## DIRECTIONS
Copy, from the entries below, each line in which the string "Serial" appears.

## EXCERPTED RECORDS
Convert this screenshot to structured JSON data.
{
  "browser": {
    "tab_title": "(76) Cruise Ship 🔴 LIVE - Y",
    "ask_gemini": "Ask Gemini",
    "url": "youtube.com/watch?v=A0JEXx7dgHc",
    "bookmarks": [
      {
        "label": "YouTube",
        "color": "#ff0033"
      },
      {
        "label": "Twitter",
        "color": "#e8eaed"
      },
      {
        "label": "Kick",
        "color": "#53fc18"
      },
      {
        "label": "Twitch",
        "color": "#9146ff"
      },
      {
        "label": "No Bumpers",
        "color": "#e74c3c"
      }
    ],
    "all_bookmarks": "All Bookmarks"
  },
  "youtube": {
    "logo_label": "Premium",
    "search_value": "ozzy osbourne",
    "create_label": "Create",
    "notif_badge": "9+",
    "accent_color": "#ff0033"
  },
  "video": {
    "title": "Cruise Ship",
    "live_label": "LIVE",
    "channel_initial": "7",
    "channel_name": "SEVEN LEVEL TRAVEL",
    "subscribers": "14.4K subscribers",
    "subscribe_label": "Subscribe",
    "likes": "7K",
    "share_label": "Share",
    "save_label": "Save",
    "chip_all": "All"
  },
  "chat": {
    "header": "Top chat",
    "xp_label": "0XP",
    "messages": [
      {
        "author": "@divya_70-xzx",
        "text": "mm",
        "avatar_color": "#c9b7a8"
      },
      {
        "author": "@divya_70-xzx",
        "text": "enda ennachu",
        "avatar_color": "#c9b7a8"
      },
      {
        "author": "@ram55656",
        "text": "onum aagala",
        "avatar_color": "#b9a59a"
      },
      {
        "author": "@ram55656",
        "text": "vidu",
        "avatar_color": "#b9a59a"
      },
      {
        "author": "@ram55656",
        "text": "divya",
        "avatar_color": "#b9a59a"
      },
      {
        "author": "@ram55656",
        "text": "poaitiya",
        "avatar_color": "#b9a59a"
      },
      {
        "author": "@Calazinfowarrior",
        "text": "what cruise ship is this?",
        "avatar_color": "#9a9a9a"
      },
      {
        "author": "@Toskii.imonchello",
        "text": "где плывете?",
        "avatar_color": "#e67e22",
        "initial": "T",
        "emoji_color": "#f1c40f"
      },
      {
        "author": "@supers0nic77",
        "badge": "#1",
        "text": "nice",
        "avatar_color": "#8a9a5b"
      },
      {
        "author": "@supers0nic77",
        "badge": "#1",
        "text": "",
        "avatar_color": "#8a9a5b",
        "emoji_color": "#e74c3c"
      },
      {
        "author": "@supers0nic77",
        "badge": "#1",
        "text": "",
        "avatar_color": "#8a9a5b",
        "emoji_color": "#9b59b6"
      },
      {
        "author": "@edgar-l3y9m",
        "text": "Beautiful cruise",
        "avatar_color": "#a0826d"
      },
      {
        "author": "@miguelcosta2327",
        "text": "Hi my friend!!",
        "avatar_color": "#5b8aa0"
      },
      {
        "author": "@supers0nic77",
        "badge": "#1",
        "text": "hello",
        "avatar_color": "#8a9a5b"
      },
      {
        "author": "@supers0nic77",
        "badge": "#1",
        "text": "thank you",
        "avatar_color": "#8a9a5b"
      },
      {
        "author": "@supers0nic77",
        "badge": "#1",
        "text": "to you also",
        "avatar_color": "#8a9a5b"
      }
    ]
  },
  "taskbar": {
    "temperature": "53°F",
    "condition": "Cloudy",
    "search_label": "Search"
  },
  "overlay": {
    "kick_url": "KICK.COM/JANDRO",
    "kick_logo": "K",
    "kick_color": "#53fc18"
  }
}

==

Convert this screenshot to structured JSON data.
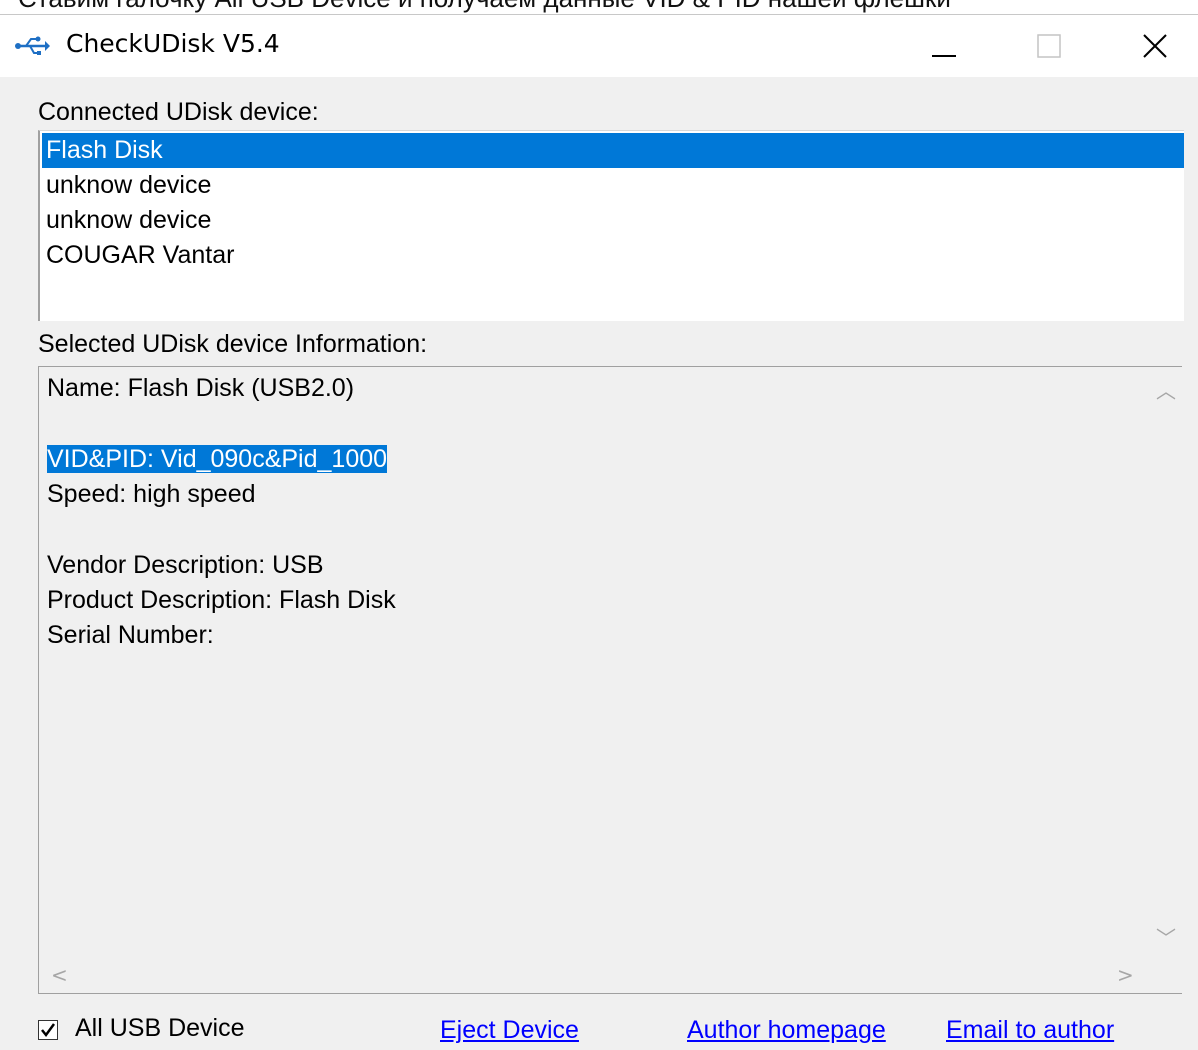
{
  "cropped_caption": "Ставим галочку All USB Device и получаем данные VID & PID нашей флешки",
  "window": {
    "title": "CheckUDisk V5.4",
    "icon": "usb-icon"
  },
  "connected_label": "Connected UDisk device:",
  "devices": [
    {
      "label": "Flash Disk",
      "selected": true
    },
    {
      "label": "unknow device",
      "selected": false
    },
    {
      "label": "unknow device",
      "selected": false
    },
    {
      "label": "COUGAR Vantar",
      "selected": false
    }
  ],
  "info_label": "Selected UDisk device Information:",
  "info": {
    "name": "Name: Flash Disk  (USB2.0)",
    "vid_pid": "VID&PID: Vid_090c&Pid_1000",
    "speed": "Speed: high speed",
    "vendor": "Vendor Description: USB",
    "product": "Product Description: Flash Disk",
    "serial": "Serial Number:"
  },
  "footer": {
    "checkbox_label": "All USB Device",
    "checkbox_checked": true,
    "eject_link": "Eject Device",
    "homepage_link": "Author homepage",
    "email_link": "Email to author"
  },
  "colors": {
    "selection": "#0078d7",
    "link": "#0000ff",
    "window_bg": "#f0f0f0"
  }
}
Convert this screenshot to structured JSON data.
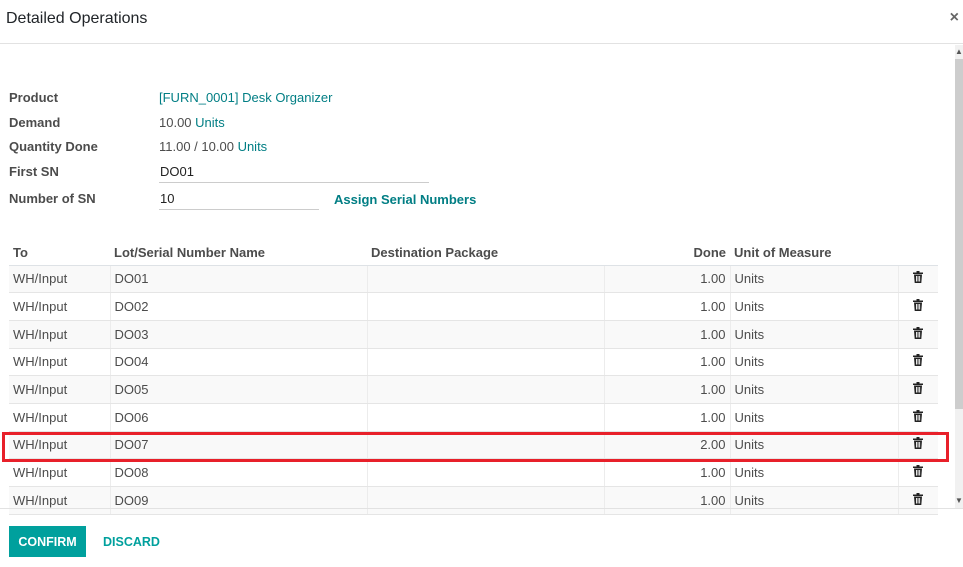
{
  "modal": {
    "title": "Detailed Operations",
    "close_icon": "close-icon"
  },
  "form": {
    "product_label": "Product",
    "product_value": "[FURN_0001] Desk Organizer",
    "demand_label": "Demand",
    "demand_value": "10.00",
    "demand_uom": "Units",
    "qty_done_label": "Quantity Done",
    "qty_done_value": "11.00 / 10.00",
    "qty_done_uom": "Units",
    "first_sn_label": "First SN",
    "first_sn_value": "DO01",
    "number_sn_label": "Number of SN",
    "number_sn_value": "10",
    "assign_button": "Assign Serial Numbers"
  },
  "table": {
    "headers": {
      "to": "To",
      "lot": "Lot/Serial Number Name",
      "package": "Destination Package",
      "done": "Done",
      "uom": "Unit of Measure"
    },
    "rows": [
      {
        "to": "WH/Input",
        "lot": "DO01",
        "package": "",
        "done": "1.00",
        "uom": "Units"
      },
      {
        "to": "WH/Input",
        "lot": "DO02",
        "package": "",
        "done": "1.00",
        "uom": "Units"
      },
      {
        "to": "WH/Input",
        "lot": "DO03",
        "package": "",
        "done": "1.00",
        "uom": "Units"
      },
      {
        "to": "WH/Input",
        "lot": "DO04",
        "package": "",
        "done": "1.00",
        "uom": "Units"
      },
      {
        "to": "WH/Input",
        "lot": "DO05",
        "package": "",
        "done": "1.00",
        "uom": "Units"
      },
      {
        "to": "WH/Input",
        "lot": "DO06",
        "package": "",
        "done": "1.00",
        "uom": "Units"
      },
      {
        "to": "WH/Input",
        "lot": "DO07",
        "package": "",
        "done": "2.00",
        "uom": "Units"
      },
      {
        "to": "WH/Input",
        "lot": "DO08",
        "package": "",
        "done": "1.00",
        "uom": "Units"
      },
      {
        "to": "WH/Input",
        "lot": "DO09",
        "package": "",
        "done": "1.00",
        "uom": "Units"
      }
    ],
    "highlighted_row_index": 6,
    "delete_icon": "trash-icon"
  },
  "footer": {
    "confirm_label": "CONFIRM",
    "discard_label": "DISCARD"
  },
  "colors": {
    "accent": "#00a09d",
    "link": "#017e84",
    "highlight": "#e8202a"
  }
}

## RESPONSE TO THE EXERCISE
    "serial": "Serial Number:"
    "assign_button": "Assign Serial Numbers"
      "lot": "Lot/Serial Number Name",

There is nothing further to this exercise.